We had the pleasure of interviewing Jeselnik and it’s pretty hilarious (how could it not be?). Check it:
TGL: What was something interesting about Late Night with Jimmy Fallon that the typical viewer would never know or see?
AJ: The two way mirror in Jimmy’s private bathroom.
TGL: Absolutely love seeing you on the Comedy Central Roasts. Has anyone taken offense to the jokes?
AJ: Donald Trump got upset that I said he embarrassed himself in the casino business. Which was hilarious, because I also said no one would be said when he got cancer. And he was fine with that.
TGL: You went to Tulane.
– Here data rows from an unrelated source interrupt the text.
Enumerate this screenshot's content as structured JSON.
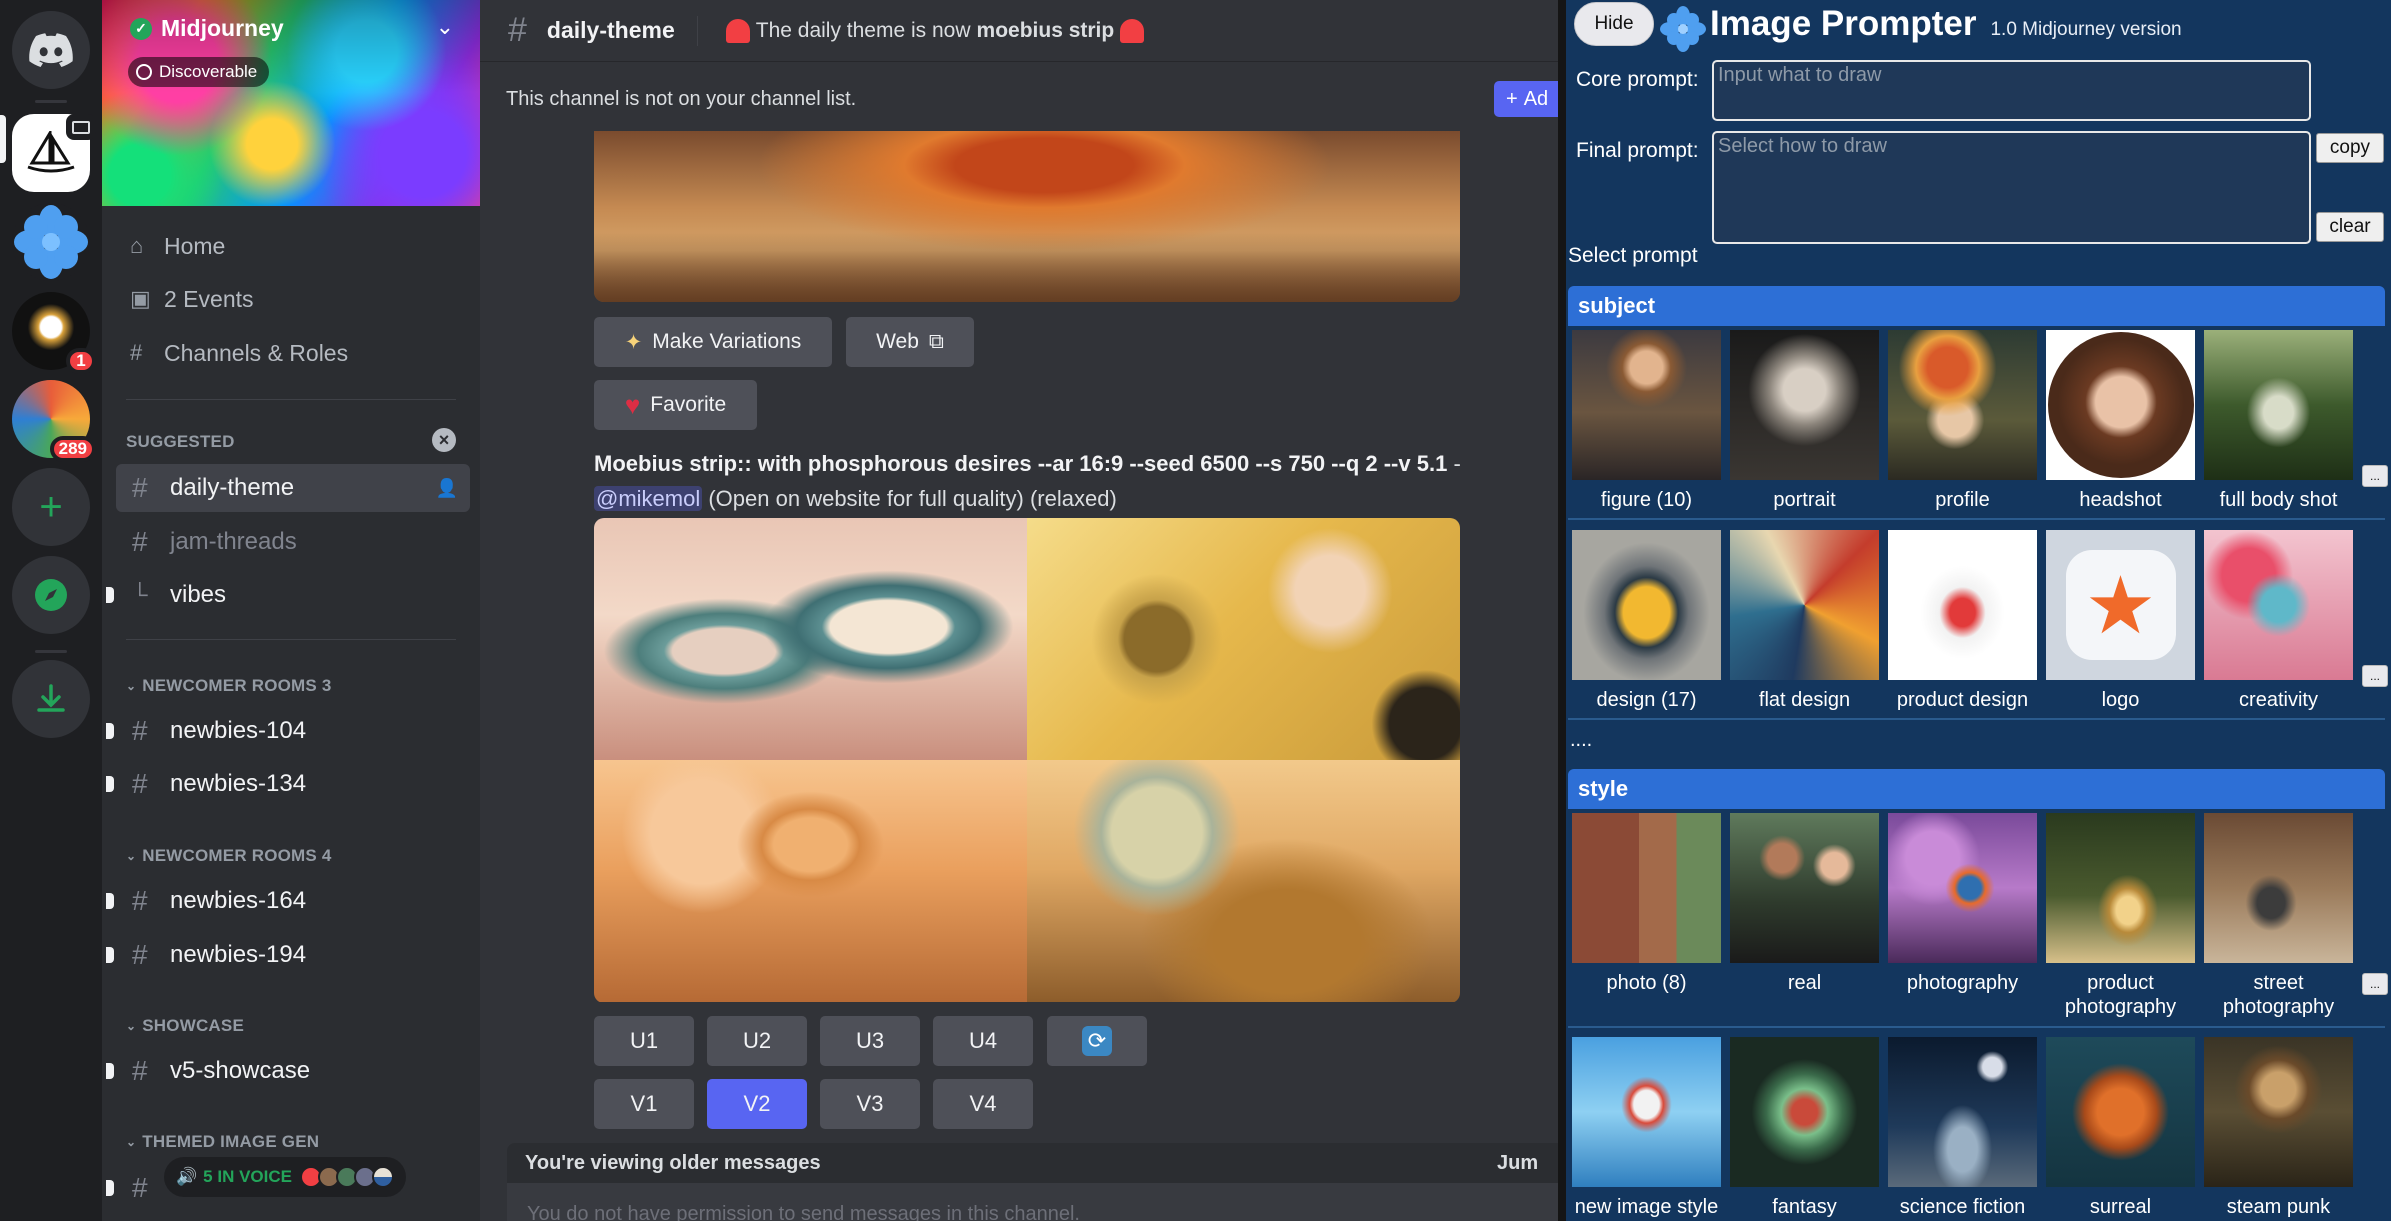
{
  "server": {
    "name": "Midjourney",
    "discoverable": "Discoverable"
  },
  "rail": {
    "badge_1": "1",
    "badge_289": "289"
  },
  "nav": {
    "home": "Home",
    "events": "2 Events",
    "channels_roles": "Channels & Roles"
  },
  "sidebar": {
    "suggested": "SUGGESTED",
    "daily_theme": "daily-theme",
    "jam_threads": "jam-threads",
    "vibes": "vibes",
    "newcomer3": "NEWCOMER ROOMS 3",
    "newbies_104": "newbies-104",
    "newbies_134": "newbies-134",
    "newcomer4": "NEWCOMER ROOMS 4",
    "newbies_164": "newbies-164",
    "newbies_194": "newbies-194",
    "showcase": "SHOWCASE",
    "v5_showcase": "v5-showcase",
    "themed": "THEMED IMAGE GEN",
    "voice": "5 IN VOICE"
  },
  "header": {
    "channel": "daily-theme",
    "topic_prefix": "The daily theme is now",
    "topic_bold": "moebius strip"
  },
  "notice": {
    "text": "This channel is not on your channel list.",
    "add": "Ad"
  },
  "message": {
    "make_variations": "Make Variations",
    "web": "Web",
    "favorite": "Favorite",
    "prompt_bold": "Moebius strip:: with phosphorous desires --ar 16:9 --seed 6500 --s 750 --q 2 --v 5.1",
    "dash": " -",
    "mention": "@mikemol",
    "suffix": "(Open on website for full quality) (relaxed)"
  },
  "buttons": {
    "u1": "U1",
    "u2": "U2",
    "u3": "U3",
    "u4": "U4",
    "v1": "V1",
    "v2": "V2",
    "v3": "V3",
    "v4": "V4"
  },
  "footer": {
    "older": "You're viewing older messages",
    "jump": "Jum",
    "composer": "You do not have permission to send messages in this channel."
  },
  "prompter": {
    "hide": "Hide",
    "title": "Image Prompter",
    "version": "1.0 Midjourney version",
    "core_label": "Core prompt:",
    "core_placeholder": "Input what to draw",
    "final_label": "Final prompt:",
    "final_placeholder": "Select how to draw",
    "copy": "copy",
    "clear": "clear",
    "select_prompt": "Select prompt",
    "more_button": "...",
    "subject_head": "subject",
    "subject_row1": [
      "figure (10)",
      "portrait",
      "profile",
      "headshot",
      "full body shot"
    ],
    "subject_row2": [
      "design (17)",
      "flat design",
      "product design",
      "logo",
      "creativity"
    ],
    "ellipsis": "....",
    "style_head": "style",
    "style_row1": [
      "photo (8)",
      "real",
      "photography",
      "product photography",
      "street photography"
    ],
    "style_row2": [
      "new image style",
      "fantasy",
      "science fiction",
      "surreal",
      "steam punk"
    ]
  },
  "colors": {
    "discord_bg": "#313338",
    "sidebar_bg": "#2b2d31",
    "rail_bg": "#1e1f22",
    "blurple": "#5865f2",
    "panel_bg": "#13365e",
    "section_head": "#2d6fd6"
  }
}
What’s your best story from ‘The Boot’?
AJ: My fraternity brothers and I once performed at an all-male revue for a sorority charity event, held annually at The Boot. Every fraternity at Tulane would do a synchronized dance routine where we’d eventually strip down to our boxer shorts. We found out right before the even that the only way we’d be disqualified is by getting naked. As team captain, I decided that we would all get completely naked at the very end. Our song starts playing and, five seconds into the song people in the crowd start going ballistic. I look over and, before I could even take my shoes off, all of my friends are completely naked, fighting with security. That was a fun night.
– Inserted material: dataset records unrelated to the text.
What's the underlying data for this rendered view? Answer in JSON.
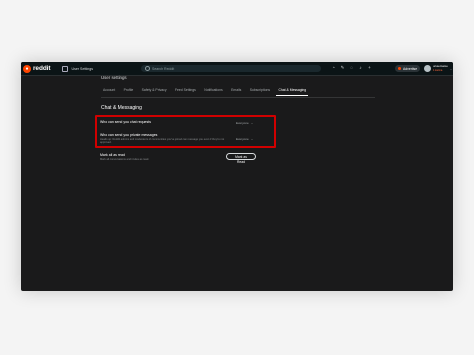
{
  "topbar": {
    "logo_text": "reddit",
    "breadcrumb": "User Settings",
    "search_placeholder": "Search Reddit",
    "advertise_label": "Advertise",
    "user_name": "u/username",
    "user_karma": "1 karma",
    "icons": [
      "popular-icon",
      "chat-icon",
      "create-post-icon",
      "notifications-icon",
      "add-icon"
    ]
  },
  "page": {
    "title": "User settings",
    "tabs": [
      "Account",
      "Profile",
      "Safety & Privacy",
      "Feed Settings",
      "Notifications",
      "Emails",
      "Subscriptions",
      "Chat & Messaging"
    ],
    "active_tab": "Chat & Messaging"
  },
  "chat": {
    "section_title": "Chat & Messaging",
    "rows": [
      {
        "title": "Who can send you chat requests",
        "value": "Everyone"
      },
      {
        "title": "Who can send you private messages",
        "desc": "Heads up: Reddit admins and moderators of communities you've joined can message you even if they're not approved.",
        "value": "Everyone"
      },
      {
        "title": "Mark all as read",
        "desc": "Mark all conversations and invites as read."
      }
    ],
    "mark_button": "Mark as Read"
  },
  "colors": {
    "accent": "#ff4500",
    "highlight": "#d10000",
    "background": "#1a1a1b"
  }
}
TGL: Do you feel like late night shows are moving away from stand up to sketch comedy? Is it going to keep getting more fractured?
AJ: Yes, because sketch comedy is more inclusive. You can throw a celebrity guest into a sketch and it’s fun to watch. Stand-up is just one person by themselves performing during the last five minutes of the show when most viewers have gone to sleep. I think it’ll become even more fractured as stand-up further expands out of the late night show and into other channels like Comedy Central or Netflix.
TGL: What have you caught hell for lately on Twitter or just in general?
AJ: Ha. I catch hell for just about anything I do or don’t do. I made a joke about Joan Rivers passing and caught some hell. I did not make a joke about Robin Williams and caught hell for that, too. I don’t mind. I’m a good catcher.
TGL: Will the Steelers make it to Super Bowl XLIX?
AJ: Anything is possible. Except that.
TGL: What’s in the trunk of your car right now?
AJ: A slightly larger car.
TGL: What’s your plan, other than performing, while in Atlanta?
AJ: Atlanta is one of the greatest cities in the country. And I can’t wait to see what movies they have in my hotel room.
TGL: We’re ready to see more of you. What’s in the works other than touring?
AJ: I’m recording a new comedy special at the end of the tour. Other than that, I’m currently pitching a new reality series where I fight the contestants on VH-1s Dating Naked.
TGL: What’s the last thing that made you laugh?
AJ: My answers to this questionnaire.
If you love laughing, be sure to scoop tickets to his shows at The Atlanta Improv September 25-27. He’s not holding anything back…